→ Problem to solve
Write out, word for word, every line from the one containing "Enumerate this screenshot's" through the last line of the records below, both ends included.

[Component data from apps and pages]
-*-

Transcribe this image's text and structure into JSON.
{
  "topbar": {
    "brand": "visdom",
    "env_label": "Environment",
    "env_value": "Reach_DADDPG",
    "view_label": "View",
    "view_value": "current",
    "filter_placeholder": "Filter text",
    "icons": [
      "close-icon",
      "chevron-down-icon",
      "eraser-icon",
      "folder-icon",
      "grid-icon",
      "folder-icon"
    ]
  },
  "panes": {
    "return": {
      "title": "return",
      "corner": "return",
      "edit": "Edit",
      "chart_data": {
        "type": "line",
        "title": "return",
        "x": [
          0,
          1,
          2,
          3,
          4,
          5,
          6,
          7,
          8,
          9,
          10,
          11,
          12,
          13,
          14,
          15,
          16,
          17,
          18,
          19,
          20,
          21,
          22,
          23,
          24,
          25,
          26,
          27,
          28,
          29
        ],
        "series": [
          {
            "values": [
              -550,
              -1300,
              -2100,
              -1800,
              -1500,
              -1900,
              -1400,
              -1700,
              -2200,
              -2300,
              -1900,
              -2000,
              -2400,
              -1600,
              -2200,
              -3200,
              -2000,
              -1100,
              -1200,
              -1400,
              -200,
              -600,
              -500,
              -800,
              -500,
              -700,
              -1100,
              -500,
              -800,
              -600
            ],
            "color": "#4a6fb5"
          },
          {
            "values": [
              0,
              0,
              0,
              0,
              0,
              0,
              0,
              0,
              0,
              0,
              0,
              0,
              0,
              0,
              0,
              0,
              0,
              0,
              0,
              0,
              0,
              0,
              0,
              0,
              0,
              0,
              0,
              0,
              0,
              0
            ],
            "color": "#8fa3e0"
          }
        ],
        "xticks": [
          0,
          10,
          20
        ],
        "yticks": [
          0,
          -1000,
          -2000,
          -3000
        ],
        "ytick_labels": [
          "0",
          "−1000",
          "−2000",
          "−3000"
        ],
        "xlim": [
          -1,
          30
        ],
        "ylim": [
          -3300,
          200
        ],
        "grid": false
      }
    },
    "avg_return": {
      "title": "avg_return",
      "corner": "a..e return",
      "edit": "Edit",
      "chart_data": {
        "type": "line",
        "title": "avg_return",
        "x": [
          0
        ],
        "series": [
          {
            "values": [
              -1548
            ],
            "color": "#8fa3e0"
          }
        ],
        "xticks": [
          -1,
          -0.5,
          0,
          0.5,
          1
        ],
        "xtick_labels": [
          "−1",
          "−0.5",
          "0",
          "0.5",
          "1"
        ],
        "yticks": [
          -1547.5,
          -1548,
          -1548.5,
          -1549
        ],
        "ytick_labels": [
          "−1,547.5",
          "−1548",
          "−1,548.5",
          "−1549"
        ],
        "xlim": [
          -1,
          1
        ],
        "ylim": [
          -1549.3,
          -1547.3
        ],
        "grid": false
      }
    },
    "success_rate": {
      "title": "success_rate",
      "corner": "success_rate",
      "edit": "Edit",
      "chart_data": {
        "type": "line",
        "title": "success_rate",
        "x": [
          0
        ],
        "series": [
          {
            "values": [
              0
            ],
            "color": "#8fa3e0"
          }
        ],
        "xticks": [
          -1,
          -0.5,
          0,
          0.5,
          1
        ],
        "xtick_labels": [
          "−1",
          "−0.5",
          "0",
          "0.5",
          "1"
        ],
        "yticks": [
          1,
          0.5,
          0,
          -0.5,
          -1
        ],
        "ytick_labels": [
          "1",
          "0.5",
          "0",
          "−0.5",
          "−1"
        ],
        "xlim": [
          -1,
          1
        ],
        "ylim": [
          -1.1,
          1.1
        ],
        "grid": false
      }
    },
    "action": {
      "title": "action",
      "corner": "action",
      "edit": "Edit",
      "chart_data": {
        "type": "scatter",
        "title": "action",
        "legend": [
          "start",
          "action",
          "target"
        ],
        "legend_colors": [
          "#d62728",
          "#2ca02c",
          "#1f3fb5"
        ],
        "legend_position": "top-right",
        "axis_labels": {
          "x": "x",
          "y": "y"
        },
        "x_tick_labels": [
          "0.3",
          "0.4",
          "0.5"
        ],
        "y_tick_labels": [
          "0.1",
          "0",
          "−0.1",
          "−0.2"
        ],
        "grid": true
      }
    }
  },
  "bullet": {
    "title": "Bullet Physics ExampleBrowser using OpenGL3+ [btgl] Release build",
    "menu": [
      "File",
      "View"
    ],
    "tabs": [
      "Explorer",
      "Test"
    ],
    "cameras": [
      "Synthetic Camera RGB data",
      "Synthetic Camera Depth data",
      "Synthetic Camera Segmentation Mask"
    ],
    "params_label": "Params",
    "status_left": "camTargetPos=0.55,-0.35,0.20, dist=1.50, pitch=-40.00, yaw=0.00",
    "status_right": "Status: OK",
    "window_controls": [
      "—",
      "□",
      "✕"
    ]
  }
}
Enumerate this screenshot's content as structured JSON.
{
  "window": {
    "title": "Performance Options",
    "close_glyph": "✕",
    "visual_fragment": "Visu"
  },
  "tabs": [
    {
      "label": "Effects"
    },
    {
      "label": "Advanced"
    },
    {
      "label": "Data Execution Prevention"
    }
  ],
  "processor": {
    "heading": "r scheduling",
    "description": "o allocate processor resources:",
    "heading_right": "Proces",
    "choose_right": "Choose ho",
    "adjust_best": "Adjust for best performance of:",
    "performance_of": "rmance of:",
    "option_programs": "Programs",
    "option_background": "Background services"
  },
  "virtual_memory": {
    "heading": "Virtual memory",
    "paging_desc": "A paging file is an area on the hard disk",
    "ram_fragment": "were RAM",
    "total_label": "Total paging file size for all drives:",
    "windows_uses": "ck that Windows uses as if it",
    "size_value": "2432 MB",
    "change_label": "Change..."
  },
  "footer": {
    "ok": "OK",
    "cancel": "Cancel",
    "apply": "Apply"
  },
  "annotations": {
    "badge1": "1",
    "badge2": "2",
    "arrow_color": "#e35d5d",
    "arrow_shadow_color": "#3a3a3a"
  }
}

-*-

→ The completed task
Enumerate this screenshot's content as structured JSON.
{
  "window": {
    "title": "Performance Options",
    "close_glyph": "✕",
    "visual_fragment": "Visu"
  },
  "tabs": [
    {
      "label": "Effects"
    },
    {
      "label": "Advanced"
    },
    {
      "label": "Data Execution Prevention"
    }
  ],
  "processor": {
    "heading": "r scheduling",
    "description": "o allocate processor resources:",
    "heading_right": "Proces",
    "choose_right": "Choose ho",
    "adjust_best": "Adjust for best performance of:",
    "performance_of": "rmance of:",
    "option_programs": "Programs",
    "option_background": "Background services"
  },
  "virtual_memory": {
    "heading": "Virtual memory",
    "paging_desc": "A paging file is an area on the hard disk",
    "ram_fragment": "were RAM",
    "total_label": "Total paging file size for all drives:",
    "windows_uses": "ck that Windows uses as if it",
    "size_value": "2432 MB",
    "change_label": "Change..."
  },
  "footer": {
    "ok": "OK",
    "cancel": "Cancel",
    "apply": "Apply"
  },
  "annotations": {
    "badge1": "1",
    "badge2": "2",
    "arrow_color": "#e35d5d",
    "arrow_shadow_color": "#3a3a3a"
  }
}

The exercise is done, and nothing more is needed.